Activism and awareness are needed on many fronts, including but not limited to prevention of violence against women and domestic violence, creating more equal pay, preventing discrimination in the work place, addressing problems in superannuation and savings for older women, childcare, valuing unpaid care (which is extremely important for the community and is disproportionately performed by women), allowing women greater access to positions of power without stigma and allowing men to engage in flexible work and unpaid care without stigma.
*Your chapter on mothering and childbirth had particular resonance for me (I also went the CalmBirth way!). Why do you think women are increasingly afraid of childbirth?
There needs to be a better balance between quality, accessible specialist medical care where needed, quality midwifery care, and informed choice. Many experts working in maternity have expressed concern about the balance as it stands. The studies I drew on in that chapter pointed to the culture within a given health care system as being a significant factor in both health outcomes and what is known as ‘extreme’ birth fear, along with popular media portrayals that naturally focus on the worst possible scenarios for dramatic reasons. That conclusion seems to bear out in the different attitudes encountered in different countries. People’s birth experiences vary enormously, the subject can be a very sensitive one, people can find themselves judged viciously, and unfortunately the remaining taboos around birth make it difficult to get a balanced view.

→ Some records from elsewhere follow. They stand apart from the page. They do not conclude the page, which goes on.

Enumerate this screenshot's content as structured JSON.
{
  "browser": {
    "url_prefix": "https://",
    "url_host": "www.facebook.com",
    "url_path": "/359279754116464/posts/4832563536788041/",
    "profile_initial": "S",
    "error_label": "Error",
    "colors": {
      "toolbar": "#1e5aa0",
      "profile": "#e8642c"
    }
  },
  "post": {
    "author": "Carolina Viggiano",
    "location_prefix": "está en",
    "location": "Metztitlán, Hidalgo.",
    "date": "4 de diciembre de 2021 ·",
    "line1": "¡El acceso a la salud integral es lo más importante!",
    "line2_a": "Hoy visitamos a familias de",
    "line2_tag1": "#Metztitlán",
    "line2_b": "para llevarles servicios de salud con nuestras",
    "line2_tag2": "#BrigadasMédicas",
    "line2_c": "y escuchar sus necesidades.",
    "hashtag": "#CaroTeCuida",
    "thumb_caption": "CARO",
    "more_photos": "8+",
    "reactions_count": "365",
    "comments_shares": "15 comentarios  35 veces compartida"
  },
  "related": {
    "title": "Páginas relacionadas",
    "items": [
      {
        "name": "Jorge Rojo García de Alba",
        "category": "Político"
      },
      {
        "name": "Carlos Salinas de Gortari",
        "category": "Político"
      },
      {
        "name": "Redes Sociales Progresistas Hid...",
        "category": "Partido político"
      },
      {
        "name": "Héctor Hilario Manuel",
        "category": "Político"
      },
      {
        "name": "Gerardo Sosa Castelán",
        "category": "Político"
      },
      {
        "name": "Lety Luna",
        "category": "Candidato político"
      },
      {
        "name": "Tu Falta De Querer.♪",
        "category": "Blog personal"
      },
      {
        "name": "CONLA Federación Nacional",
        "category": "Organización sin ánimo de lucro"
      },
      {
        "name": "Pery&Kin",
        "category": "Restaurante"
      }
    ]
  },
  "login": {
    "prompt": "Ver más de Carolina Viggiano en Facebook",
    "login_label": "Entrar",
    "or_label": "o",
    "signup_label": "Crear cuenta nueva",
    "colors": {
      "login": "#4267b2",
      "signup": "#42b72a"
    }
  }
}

*Women’s bodies can be seen as public property. This is often particularly the case for young women and pregnant women, where strangers approach and sometimes feel they have the right to touch. What can women do in these situations to assert themselves?
One of the most important moments in my life was when I realised that I cared more for my own dignity and sense of self than I did trying to please everyone all the time. That meant that I didn’t care if it upset someone to be told that they could not touch me, or that I did not accept their point of view. There has unfortunately been a history of women’s bodies literally being the property of others, and bodily autonomy remains a battle in some ways. It may not always be easy, but it is always worth it.
*I’m interested in the grey area between what girls/women would like to say and what they end up saying and doing in the moment. How do you think we can bring up girls to be more assertive, to express their sexuality confidently, and to move beyond the surface impressions?
There are still some negative stereotypes, or ‘fictions’ about assertive girls and women. We need to reject the idea that girls who simply want to participate in life are ‘bossy’ or leaders are ‘dragon ladies’ or ‘ice queens’ simply for being women and doing their jobs. There is a cultural shift still happening and cultural attitudes often lag behind actual changes in the law. For instance, women in Australia had the right to vote and stand for office 22 years before any woman actually did enter federal parliament, the longest lag of any western country, and incredibly, this right to vote was not extended to Indigenous women until 1962 (see Australian Women in Politics). We need to realise that just because something is, doesn’t mean it is right. We can challenge our own assumptions about what is possible, and challenge the assumptions of others.
That is part of what The Fictional Woman is about, creating change by starting from within, challenging our own assumptions and refusing to participate in the limiting and damaging stereotyping of women and girls, and others.
This article and interview originally appeared on the Australian Women Writers blog. Australian Women Writers founder, Elizabeth Lhuede, would like to acknowledge Tara Moss as the inspiration for the creation of the AWW challenge. Without Tara’s original blog post in 2011 wrapping up the Sisters in Crime conference — and the outrage it generated — the AWW challenge and blog wouldn’t exist.